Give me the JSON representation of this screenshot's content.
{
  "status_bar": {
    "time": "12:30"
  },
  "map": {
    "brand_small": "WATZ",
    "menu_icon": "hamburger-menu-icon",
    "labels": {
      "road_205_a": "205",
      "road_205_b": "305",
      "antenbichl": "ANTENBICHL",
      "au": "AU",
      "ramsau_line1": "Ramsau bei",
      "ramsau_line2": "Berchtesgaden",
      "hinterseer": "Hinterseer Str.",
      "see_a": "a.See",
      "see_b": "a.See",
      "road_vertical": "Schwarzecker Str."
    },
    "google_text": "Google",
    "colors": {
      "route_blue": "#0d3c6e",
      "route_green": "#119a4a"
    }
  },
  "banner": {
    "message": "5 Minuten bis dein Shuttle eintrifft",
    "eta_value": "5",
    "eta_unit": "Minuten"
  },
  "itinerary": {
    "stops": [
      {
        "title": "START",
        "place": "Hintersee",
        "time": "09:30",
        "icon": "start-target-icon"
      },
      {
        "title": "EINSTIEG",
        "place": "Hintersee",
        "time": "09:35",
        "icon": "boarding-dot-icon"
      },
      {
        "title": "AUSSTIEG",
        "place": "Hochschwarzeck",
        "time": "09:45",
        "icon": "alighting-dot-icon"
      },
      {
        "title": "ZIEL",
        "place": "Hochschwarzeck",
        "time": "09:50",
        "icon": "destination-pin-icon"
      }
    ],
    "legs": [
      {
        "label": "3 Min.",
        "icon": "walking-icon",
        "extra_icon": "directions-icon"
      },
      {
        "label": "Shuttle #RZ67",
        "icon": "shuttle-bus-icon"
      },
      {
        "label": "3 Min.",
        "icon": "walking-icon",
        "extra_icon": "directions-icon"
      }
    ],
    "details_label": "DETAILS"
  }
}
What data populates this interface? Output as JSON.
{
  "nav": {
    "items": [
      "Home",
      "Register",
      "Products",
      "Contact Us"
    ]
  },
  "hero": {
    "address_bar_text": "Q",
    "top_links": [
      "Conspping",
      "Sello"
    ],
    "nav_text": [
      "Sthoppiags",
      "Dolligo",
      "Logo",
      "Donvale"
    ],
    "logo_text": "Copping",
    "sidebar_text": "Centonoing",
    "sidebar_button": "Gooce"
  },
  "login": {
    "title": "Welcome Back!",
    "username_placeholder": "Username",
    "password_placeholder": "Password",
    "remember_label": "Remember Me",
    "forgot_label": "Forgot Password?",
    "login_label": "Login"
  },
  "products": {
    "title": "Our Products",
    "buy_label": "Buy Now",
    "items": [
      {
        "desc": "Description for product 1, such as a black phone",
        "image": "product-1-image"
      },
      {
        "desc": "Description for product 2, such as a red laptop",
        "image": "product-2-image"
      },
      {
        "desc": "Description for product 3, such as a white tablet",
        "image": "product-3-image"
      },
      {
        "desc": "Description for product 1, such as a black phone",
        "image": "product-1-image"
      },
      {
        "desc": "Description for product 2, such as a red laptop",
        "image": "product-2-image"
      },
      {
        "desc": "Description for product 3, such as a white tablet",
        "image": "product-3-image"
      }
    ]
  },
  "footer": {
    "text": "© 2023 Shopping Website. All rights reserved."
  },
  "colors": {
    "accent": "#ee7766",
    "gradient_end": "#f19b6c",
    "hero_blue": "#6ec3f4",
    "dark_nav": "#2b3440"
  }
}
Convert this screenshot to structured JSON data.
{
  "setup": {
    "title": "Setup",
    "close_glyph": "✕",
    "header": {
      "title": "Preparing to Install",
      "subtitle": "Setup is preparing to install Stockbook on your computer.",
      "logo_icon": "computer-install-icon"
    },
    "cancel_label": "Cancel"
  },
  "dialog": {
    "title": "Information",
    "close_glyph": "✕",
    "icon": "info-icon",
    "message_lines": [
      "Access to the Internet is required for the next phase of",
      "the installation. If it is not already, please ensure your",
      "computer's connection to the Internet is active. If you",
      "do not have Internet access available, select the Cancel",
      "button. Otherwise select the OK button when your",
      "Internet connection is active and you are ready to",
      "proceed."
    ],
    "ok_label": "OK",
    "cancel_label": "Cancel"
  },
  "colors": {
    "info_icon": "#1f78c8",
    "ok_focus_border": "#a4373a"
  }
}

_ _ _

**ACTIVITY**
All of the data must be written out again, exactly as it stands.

**COMPLETED EXERCISE**
Give me the JSON representation of this screenshot's content.
{
  "status_bar": {
    "time": "12:30"
  },
  "map": {
    "brand_small": "WATZ",
    "menu_icon": "hamburger-menu-icon",
    "labels": {
      "road_205_a": "205",
      "road_205_b": "305",
      "antenbichl": "ANTENBICHL",
      "au": "AU",
      "ramsau_line1": "Ramsau bei",
      "ramsau_line2": "Berchtesgaden",
      "hinterseer": "Hinterseer Str.",
      "see_a": "a.See",
      "see_b": "a.See",
      "road_vertical": "Schwarzecker Str."
    },
    "google_text": "Google",
    "colors": {
      "route_blue": "#0d3c6e",
      "route_green": "#119a4a"
    }
  },
  "banner": {
    "message": "5 Minuten bis dein Shuttle eintrifft",
    "eta_value": "5",
    "eta_unit": "Minuten"
  },
  "itinerary": {
    "stops": [
      {
        "title": "START",
        "place": "Hintersee",
        "time": "09:30",
        "icon": "start-target-icon"
      },
      {
        "title": "EINSTIEG",
        "place": "Hintersee",
        "time": "09:35",
        "icon": "boarding-dot-icon"
      },
      {
        "title": "AUSSTIEG",
        "place": "Hochschwarzeck",
        "time": "09:45",
        "icon": "alighting-dot-icon"
      },
      {
        "title": "ZIEL",
        "place": "Hochschwarzeck",
        "time": "09:50",
        "icon": "destination-pin-icon"
      }
    ],
    "legs": [
      {
        "label": "3 Min.",
        "icon": "walking-icon",
        "extra_icon": "directions-icon"
      },
      {
        "label": "Shuttle #RZ67",
        "icon": "shuttle-bus-icon"
      },
      {
        "label": "3 Min.",
        "icon": "walking-icon",
        "extra_icon": "directions-icon"
      }
    ],
    "details_label": "DETAILS"
  }
}
What data populates this interface? Output as JSON.
{
  "nav": {
    "items": [
      "Home",
      "Register",
      "Products",
      "Contact Us"
    ]
  },
  "hero": {
    "address_bar_text": "Q",
    "top_links": [
      "Conspping",
      "Sello"
    ],
    "nav_text": [
      "Sthoppiags",
      "Dolligo",
      "Logo",
      "Donvale"
    ],
    "logo_text": "Copping",
    "sidebar_text": "Centonoing",
    "sidebar_button": "Gooce"
  },
  "login": {
    "title": "Welcome Back!",
    "username_placeholder": "Username",
    "password_placeholder": "Password",
    "remember_label": "Remember Me",
    "forgot_label": "Forgot Password?",
    "login_label": "Login"
  },
  "products": {
    "title": "Our Products",
    "buy_label": "Buy Now",
    "items": [
      {
        "desc": "Description for product 1, such as a black phone",
        "image": "product-1-image"
      },
      {
        "desc": "Description for product 2, such as a red laptop",
        "image": "product-2-image"
      },
      {
        "desc": "Description for product 3, such as a white tablet",
        "image": "product-3-image"
      },
      {
        "desc": "Description for product 1, such as a black phone",
        "image": "product-1-image"
      },
      {
        "desc": "Description for product 2, such as a red laptop",
        "image": "product-2-image"
      },
      {
        "desc": "Description for product 3, such as a white tablet",
        "image": "product-3-image"
      }
    ]
  },
  "footer": {
    "text": "© 2023 Shopping Website. All rights reserved."
  },
  "colors": {
    "accent": "#ee7766",
    "gradient_end": "#f19b6c",
    "hero_blue": "#6ec3f4",
    "dark_nav": "#2b3440"
  }
}
Convert this screenshot to structured JSON data.
{
  "setup": {
    "title": "Setup",
    "close_glyph": "✕",
    "header": {
      "title": "Preparing to Install",
      "subtitle": "Setup is preparing to install Stockbook on your computer.",
      "logo_icon": "computer-install-icon"
    },
    "cancel_label": "Cancel"
  },
  "dialog": {
    "title": "Information",
    "close_glyph": "✕",
    "icon": "info-icon",
    "message_lines": [
      "Access to the Internet is required for the next phase of",
      "the installation. If it is not already, please ensure your",
      "computer's connection to the Internet is active. If you",
      "do not have Internet access available, select the Cancel",
      "button. Otherwise select the OK button when your",
      "Internet connection is active and you are ready to",
      "proceed."
    ],
    "ok_label": "OK",
    "cancel_label": "Cancel"
  },
  "colors": {
    "info_icon": "#1f78c8",
    "ok_focus_border": "#a4373a"
  }
}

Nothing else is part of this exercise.